bearing the local homebrew shop's label, as this indicates a bulk supply was
opened and the smaller quantities packaged from it. The problem is that the
sorbate begins degrading as soon as the bulk supply is opened to the air and
may have exceeded its shelf life before it is even purchased.
I toss out at least 50 times more potassium sorbate than I use because it
expires. It simply is the price you pay if you want to really stabilize a wine.
All the sorbate I buy is in plastic containers with a foil vacuum seal under the
cap. That is the only way to know it will be fresh when the seal is broken
To stop this wine from bubbling, new potassium sorbate needs to be
purchased and added to the wine at 1/2 teaspoon per gallon. Then wait however
long it takes for the bobbling to stop. If it were me, I would measure the SO2 when the bubbling stops and bring it up to 50
ppm if not already there, then rack the wine and wait at least an additional 30
days before bottling.
I know Carole is chomping at the bits to bottle the wine, but whenever a
problem is encountered and corrected it is prudent to wait and make sure the
problem is solved before bottling. Potassium sorbate does not kill active
yeast. It just renders them incapable of producing new yeast. One should expect
old yeast to die off after applying an appropriate dosage of potassium sorbate,
but it might take a while. The test is to adjust the SO2, carefully rack the wine and observe for a
period of at least 30 days.
Racking, no matter how carefully we do it in a home environment, always
introduces some fresh O2 into the
wine, a catalyst for activating live but sluggish yeast. A day or two after
racking often reveals those reinvigorated yeast as they resume fermentation and
bubbling restarts. Be patient.
When fermentation stops this time the yeast population should have
diminished to a safe enough level to rack the wine into bottles, being careful
not to disturb the fine dusting of dead yeast on the bottom. Personally, I
would wait another 2-3 months after fermentation stops as the die-off will
continue for a while and I would rather have the dead yeast precipitate in my
carboy than in my bottles.
Carole's problem is not unusual. I suspect that at least 90% of all home
winemakers have inert potassium sorbate in their winemaking supplies. It is an
easy detail to overlook.
Most ingredients have a shelf life beyond which they are useless for the
intended purpose. I have listed some of the shelf lives on my site (see links,
below). I write the expected expiration date on a small label affixed to the
cap of the product, determined by adding the shelf life to the date I first
unseal and open the product. I then make a calendar entry a month earlier than
the expiration date to remind me to order more.
I hope this entry helps many more than Carole. Her problem is not unique.
I experienced it for years before I happened upon a causal reference to the
shelf life of potassium sorbate and a few other items. My self-appointed role
is to pass that knowledge on to you. While I do this freely, I do hope if you
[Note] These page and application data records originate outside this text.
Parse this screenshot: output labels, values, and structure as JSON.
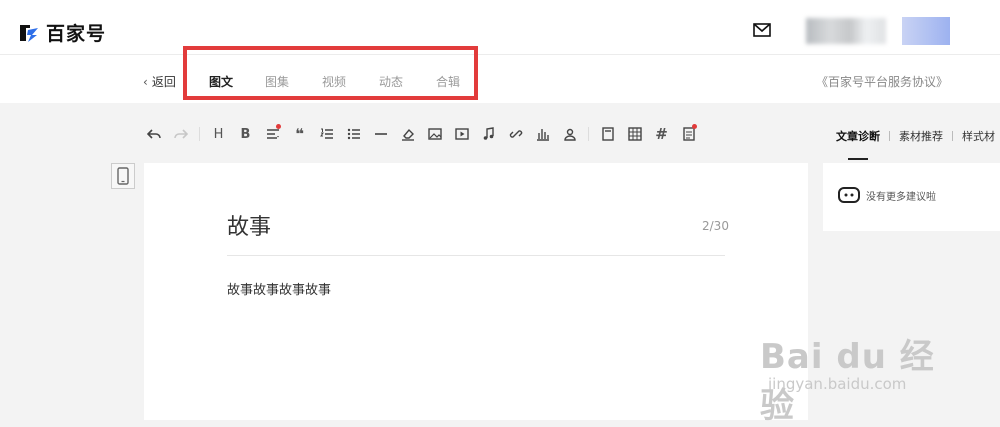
{
  "header": {
    "brand": "百家号",
    "mail_icon": "mail-icon"
  },
  "nav": {
    "back_label": "返回",
    "tabs": [
      {
        "label": "图文",
        "active": true
      },
      {
        "label": "图集",
        "active": false
      },
      {
        "label": "视频",
        "active": false
      },
      {
        "label": "动态",
        "active": false
      },
      {
        "label": "合辑",
        "active": false
      }
    ],
    "agreement": "《百家号平台服务协议》"
  },
  "toolbar": {
    "icons": [
      "undo-icon",
      "redo-icon",
      "heading-icon",
      "bold-icon",
      "align-icon",
      "quote-icon",
      "ordered-list-icon",
      "unordered-list-icon",
      "divider-icon",
      "eraser-icon",
      "image-icon",
      "video-icon",
      "audio-icon",
      "link-icon",
      "chart-icon",
      "user-icon",
      "card-icon",
      "table-icon",
      "hashtag-icon",
      "document-icon"
    ],
    "heading_label": "H",
    "bold_label": "B",
    "quote_label": "❝",
    "hashtag_label": "#"
  },
  "side": {
    "tabs": [
      {
        "label": "文章诊断",
        "active": true
      },
      {
        "label": "素材推荐",
        "active": false
      },
      {
        "label": "样式材",
        "active": false
      }
    ],
    "suggestion": "没有更多建议啦"
  },
  "editor": {
    "title": "故事",
    "title_count": "2/30",
    "body": "故事故事故事故事"
  },
  "watermark": {
    "main": "Bai du 经验",
    "sub": "jingyan.baidu.com"
  },
  "colors": {
    "highlight": "#e23b3b",
    "background": "#f3f3f3"
  }
}
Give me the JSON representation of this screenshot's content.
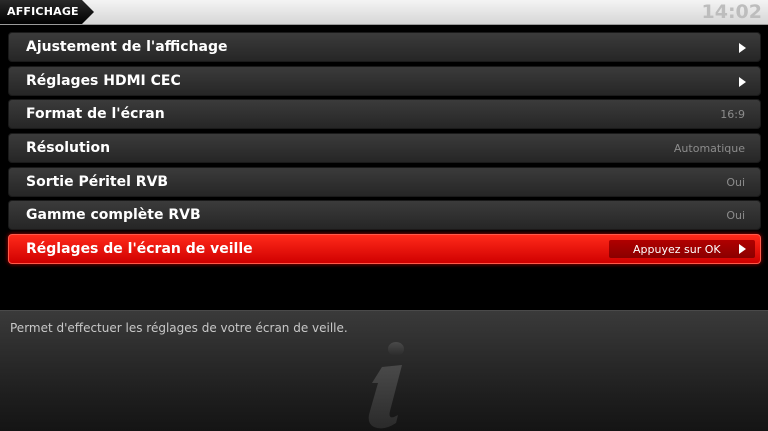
{
  "header": {
    "title": "AFFICHAGE",
    "clock": "14:02"
  },
  "list": {
    "items": [
      {
        "label": "Ajustement de l'affichage",
        "value": "",
        "has_arrow": true
      },
      {
        "label": "Réglages HDMI CEC",
        "value": "",
        "has_arrow": true
      },
      {
        "label": "Format de l'écran",
        "value": "16:9",
        "has_arrow": false
      },
      {
        "label": "Résolution",
        "value": "Automatique",
        "has_arrow": false
      },
      {
        "label": "Sortie Péritel RVB",
        "value": "Oui",
        "has_arrow": false
      },
      {
        "label": "Gamme complète RVB",
        "value": "Oui",
        "has_arrow": false
      },
      {
        "label": "Réglages de l'écran de veille",
        "value": "Appuyez sur OK",
        "has_arrow": true,
        "selected": true
      }
    ]
  },
  "info": {
    "description": "Permet d'effectuer les réglages de votre écran de veille.",
    "icon": "info-icon"
  },
  "colors": {
    "accent": "#e00000",
    "header_bg": "#e6e6e6",
    "row_bg": "#2f2f2f",
    "value_text": "#8c8c8c"
  }
}
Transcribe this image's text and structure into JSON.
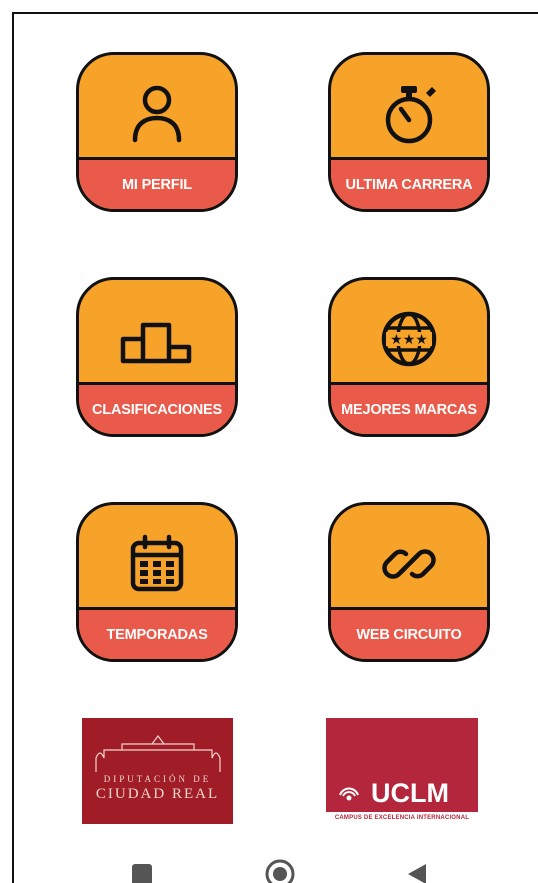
{
  "tiles": [
    {
      "label": "MI PERFIL",
      "icon": "user-icon"
    },
    {
      "label": "ULTIMA CARRERA",
      "icon": "stopwatch-icon"
    },
    {
      "label": "CLASIFICACIONES",
      "icon": "podium-icon"
    },
    {
      "label": "MEJORES MARCAS",
      "icon": "globe-stars-icon"
    },
    {
      "label": "TEMPORADAS",
      "icon": "calendar-icon"
    },
    {
      "label": "WEB CIRCUITO",
      "icon": "link-icon"
    }
  ],
  "sponsors": {
    "diputacion": {
      "line1": "DIPUTACIÓN DE",
      "line2": "CIUDAD REAL"
    },
    "uclm": {
      "name": "UCLM",
      "subtitle": "CAMPUS DE EXCELENCIA INTERNACIONAL"
    }
  },
  "colors": {
    "tile_fill": "#f7a32a",
    "tile_band": "#ea5a4b",
    "diputacion_red": "#a01c26",
    "uclm_red": "#b3263b"
  },
  "navbar": {
    "icons": [
      "recent-apps-icon",
      "home-icon",
      "back-icon"
    ]
  }
}
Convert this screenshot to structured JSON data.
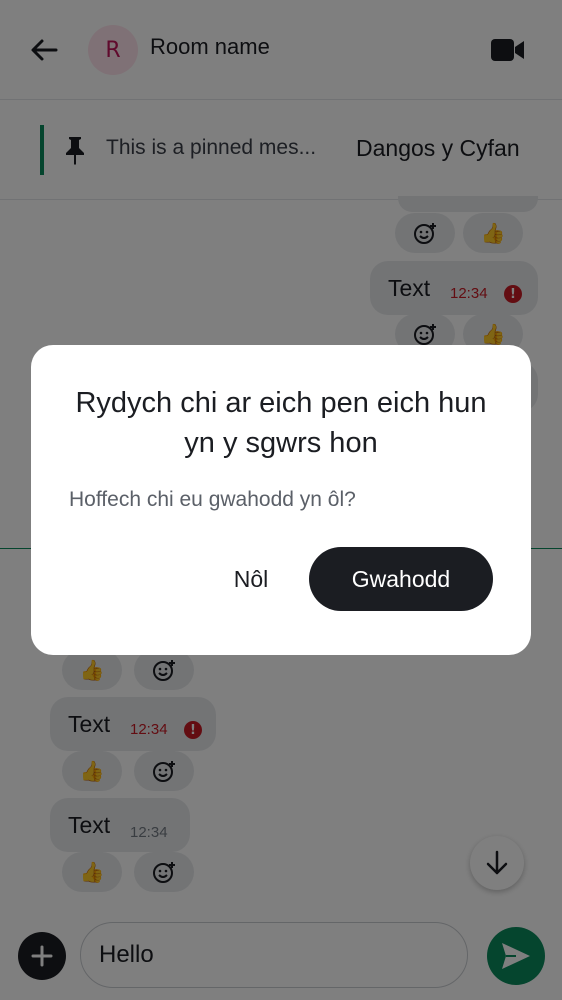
{
  "header": {
    "back_icon": "arrow-left-icon",
    "avatar_letter": "R",
    "room_name": "Room name",
    "video_icon": "video-camera-icon"
  },
  "pinned": {
    "text": "This is a pinned mes...",
    "show_all": "Dangos y Cyfan",
    "icon": "pin-icon"
  },
  "timeline": {
    "outgoing": [
      {
        "text": "Text",
        "time": "12:34",
        "error": true
      }
    ],
    "incoming": [
      {
        "text": "Text",
        "time": "12:34",
        "error": true
      },
      {
        "text": "Text",
        "time": "12:34",
        "error": false
      }
    ],
    "reaction_thumbs": "👍",
    "error_mark": "!"
  },
  "composer": {
    "value": "Hello",
    "plus_icon": "plus-icon",
    "send_icon": "send-icon"
  },
  "dialog": {
    "title": "Rydych chi ar eich pen eich hun yn y sgwrs hon",
    "body": "Hoffech chi eu gwahodd yn ôl?",
    "back_label": "Nôl",
    "invite_label": "Gwahodd"
  },
  "colors": {
    "accent": "#0b8a5c",
    "error": "#c71b24",
    "primary_button": "#1b1d22"
  }
}
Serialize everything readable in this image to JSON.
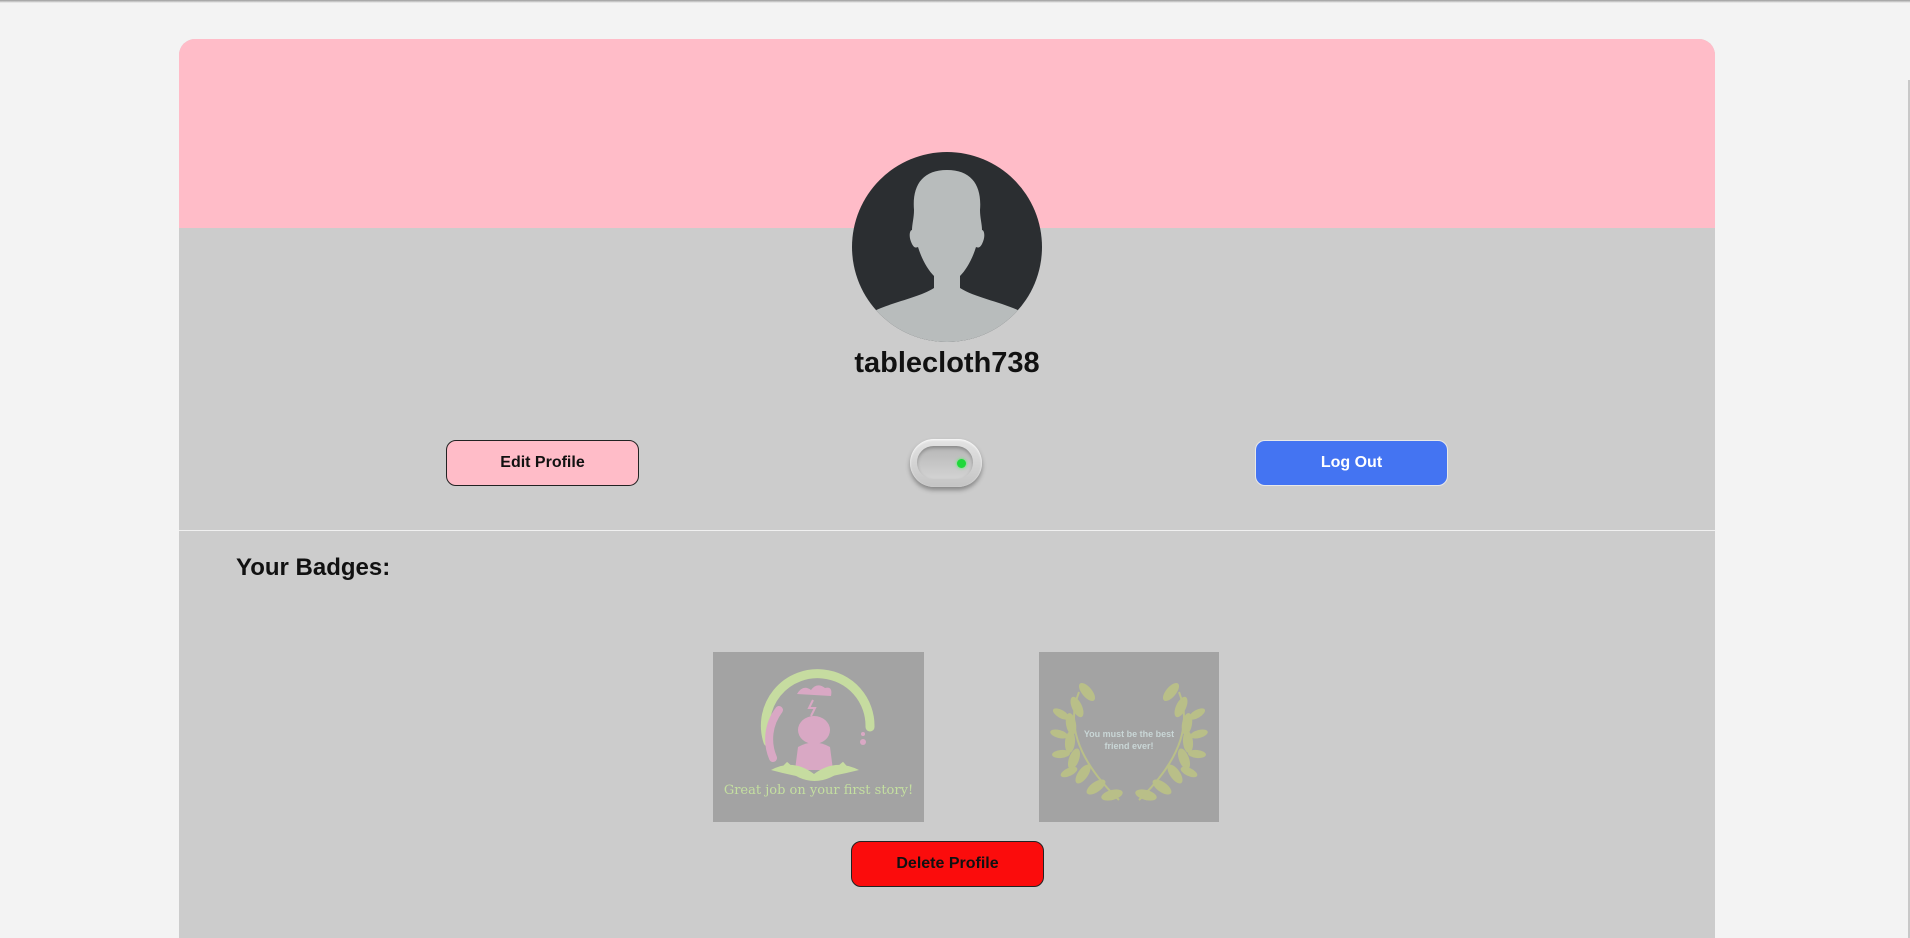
{
  "profile": {
    "username": "tablecloth738"
  },
  "actions": {
    "edit_label": "Edit Profile",
    "logout_label": "Log Out",
    "delete_label": "Delete Profile",
    "toggle_state": "on"
  },
  "badges": {
    "heading": "Your Badges:",
    "items": [
      {
        "caption": "Great job on your first story!",
        "icon": "story-badge-icon"
      },
      {
        "caption": "You must be the best friend ever!",
        "icon": "laurel-wreath-icon"
      }
    ]
  },
  "colors": {
    "banner": "#ffbcc8",
    "card": "#cccccc",
    "logout": "#4474f2",
    "delete": "#fb0c0c",
    "toggle_led": "#1fd83a"
  }
}
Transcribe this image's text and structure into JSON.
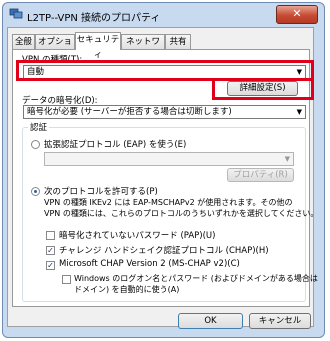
{
  "window": {
    "title": "L2TP--VPN 接続のプロパティ",
    "close_glyph": "✕"
  },
  "tabs": [
    {
      "label": "全般"
    },
    {
      "label": "オプション"
    },
    {
      "label": "セキュリティ"
    },
    {
      "label": "ネットワーク"
    },
    {
      "label": "共有"
    }
  ],
  "vpn_type": {
    "label": "VPN の種類(T):",
    "value": "自動"
  },
  "advanced_button": "詳細設定(S)",
  "encryption": {
    "label": "データの暗号化(D):",
    "value": "暗号化が必要 (サーバーが拒否する場合は切断します)"
  },
  "auth": {
    "group_label": "認証",
    "eap": {
      "label": "拡張認証プロトコル (EAP) を使う(E)",
      "properties_button": "プロパティ(R)"
    },
    "allow": {
      "label": "次のプロトコルを許可する(P)",
      "desc_line1": "VPN の種類 IKEv2 には EAP-MSCHAPv2 が使用されます。その他の",
      "desc_line2": "VPN の種類には、これらのプロトコルのうちいずれかを選択してください。"
    },
    "protocols": [
      {
        "label": "暗号化されていないパスワード (PAP)(U)",
        "checked": false
      },
      {
        "label": "チャレンジ ハンドシェイク認証プロトコル (CHAP)(H)",
        "checked": true
      },
      {
        "label": "Microsoft CHAP Version 2 (MS-CHAP v2)(C)",
        "checked": true
      }
    ],
    "windows_logon": {
      "line1": "Windows のログオン名とパスワード (およびドメインがある場合は",
      "line2": "ドメイン) を自動的に使う(A)",
      "checked": false
    }
  },
  "footer": {
    "ok": "OK",
    "cancel": "キャンセル"
  },
  "colors": {
    "highlight": "#e0001a"
  }
}
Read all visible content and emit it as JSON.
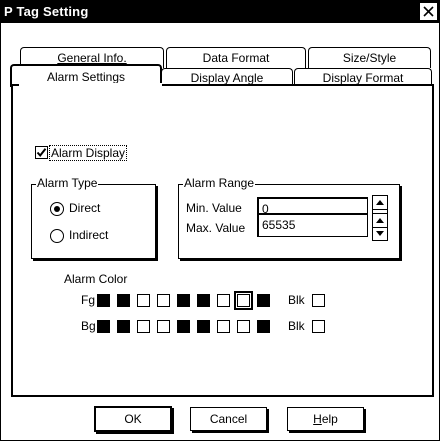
{
  "window": {
    "title": "P Tag Setting"
  },
  "tabs": {
    "general_info": "General Info.",
    "data_format": "Data Format",
    "size_style": "Size/Style",
    "alarm_settings": "Alarm Settings",
    "display_angle": "Display Angle",
    "display_format": "Display Format"
  },
  "alarm_display": {
    "label": "Alarm Display",
    "checked": true
  },
  "alarm_type": {
    "title": "Alarm Type",
    "options": [
      "Direct",
      "Indirect"
    ],
    "selected": "Direct"
  },
  "alarm_range": {
    "title": "Alarm Range",
    "min_label": "Min. Value",
    "min_value": "0",
    "max_label": "Max. Value",
    "max_value": "65535"
  },
  "alarm_color": {
    "title": "Alarm Color",
    "fg_label": "Fg",
    "bg_label": "Bg",
    "blk_label": "Blk",
    "fg_swatches": [
      "dark",
      "dark",
      "light",
      "light",
      "dark",
      "dark",
      "light",
      "light-selected",
      "dark"
    ],
    "bg_swatches": [
      "dark",
      "dark",
      "light",
      "light",
      "dark",
      "dark",
      "light",
      "light",
      "dark"
    ]
  },
  "buttons": {
    "ok": "OK",
    "cancel": "Cancel",
    "help_h": "H",
    "help_rest": "elp"
  }
}
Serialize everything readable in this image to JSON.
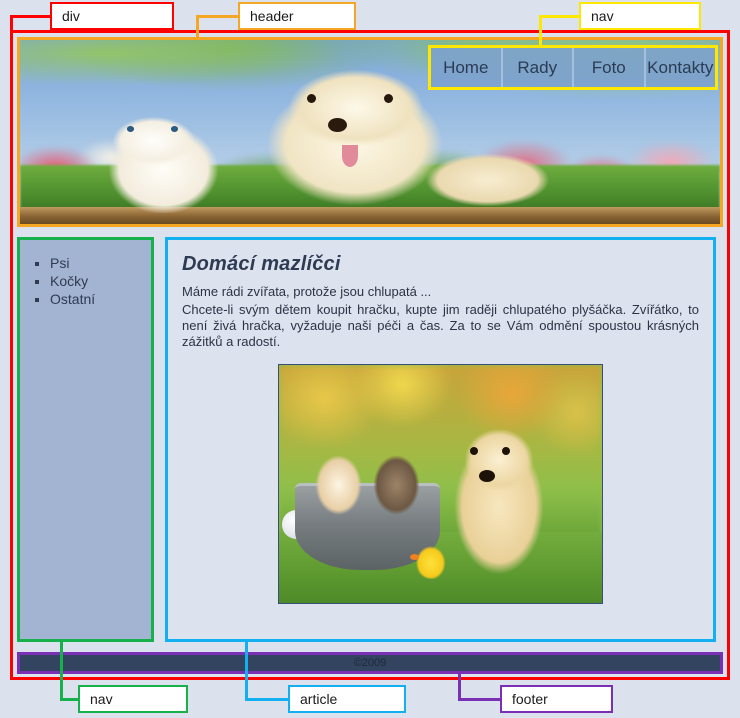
{
  "page": {
    "background_color": "#dbe2ee"
  },
  "annotations": [
    {
      "label": "div",
      "color": "#ff0000"
    },
    {
      "label": "header",
      "color": "#f5a623"
    },
    {
      "label": "nav",
      "color": "#ffe800"
    },
    {
      "label": "nav",
      "color": "#16b14b"
    },
    {
      "label": "article",
      "color": "#12b0f0"
    },
    {
      "label": "footer",
      "color": "#7b2fb5"
    }
  ],
  "header": {
    "banner_image_alt": "white kitten and cream puppy sitting on a wooden ledge with blue sky and flowers",
    "nav": {
      "items": [
        {
          "label": "Home"
        },
        {
          "label": "Rady"
        },
        {
          "label": "Foto"
        },
        {
          "label": "Kontakty"
        }
      ]
    }
  },
  "sidebar": {
    "items": [
      {
        "label": "Psi"
      },
      {
        "label": "Kočky"
      },
      {
        "label": "Ostatní"
      }
    ]
  },
  "article": {
    "title": "Domácí mazlíčci",
    "paragraphs": [
      "Máme rádi zvířata, protože jsou chlupatá ...",
      "Chcete-li svým  dětem koupit hračku, kupte  jim raději chlupatého plyšáčka. Zvířátko, to  není živá  hračka,  vyžaduje  naši  péči  a  čas.  Za  to  se  Vám  odmění  spoustou  krásných  zážitků a radostí."
    ],
    "photo_alt": "two kittens in a metal tub beside a golden retriever puppy and a rubber duck on grass"
  },
  "footer": {
    "copyright": "©2009"
  }
}
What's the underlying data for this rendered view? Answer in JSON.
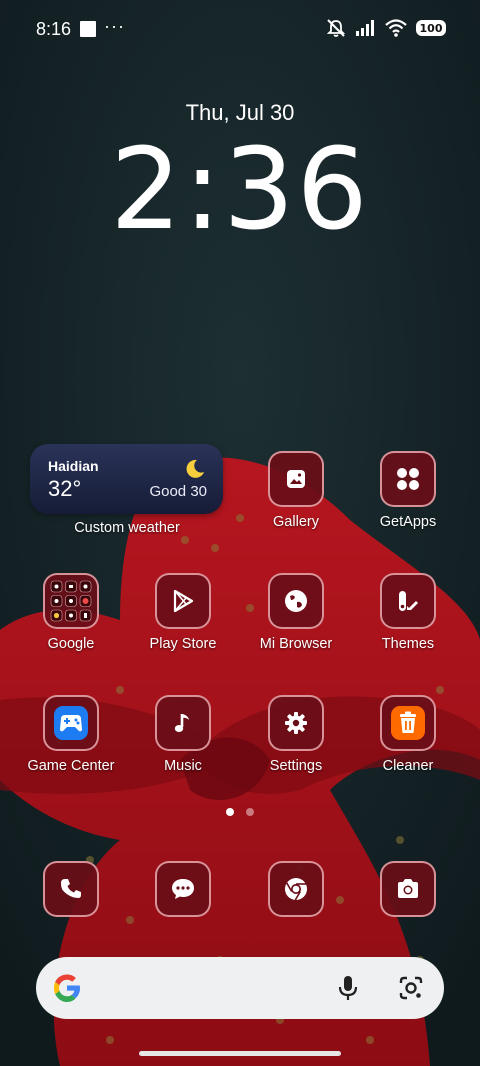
{
  "status_bar": {
    "time": "8:16",
    "overflow": "···",
    "battery": "100",
    "icons": [
      "notification-square-icon",
      "silent-icon",
      "signal-icon",
      "wifi-icon",
      "battery-icon"
    ]
  },
  "lock_clock": {
    "date": "Thu, Jul 30",
    "time": "2:36"
  },
  "weather_widget": {
    "city": "Haidian",
    "temperature": "32°",
    "air_quality": "Good 30",
    "label": "Custom weather",
    "icon": "moon-icon"
  },
  "apps": {
    "gallery": "Gallery",
    "getapps": "GetApps",
    "google": "Google",
    "play_store": "Play Store",
    "mi_browser": "Mi Browser",
    "themes": "Themes",
    "game_center": "Game Center",
    "music": "Music",
    "settings": "Settings",
    "cleaner": "Cleaner"
  },
  "dock": [
    "phone-icon",
    "messages-icon",
    "chrome-icon",
    "camera-icon"
  ],
  "page_indicator": {
    "pages": 2,
    "current": 1
  },
  "search_bar": {
    "icons": [
      "google-g-icon",
      "mic-icon",
      "lens-icon"
    ]
  },
  "colors": {
    "icon_bg": "#690e18",
    "icon_border": "#ebaaaf",
    "wallpaper_dark": "#17252a",
    "wallpaper_red": "#b5161f"
  }
}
find the information useful you will consider making a donation to assist in my
continued research and experimentation. There is a button above in the
left-hand column to facilitate a donation. None is too small to be appreciated.
Images used on this page are either by the author, used with specific permission of the photographers, or used under the Fair Use Act of 1984 for illustrative purposes. No profit or income is derived from their use.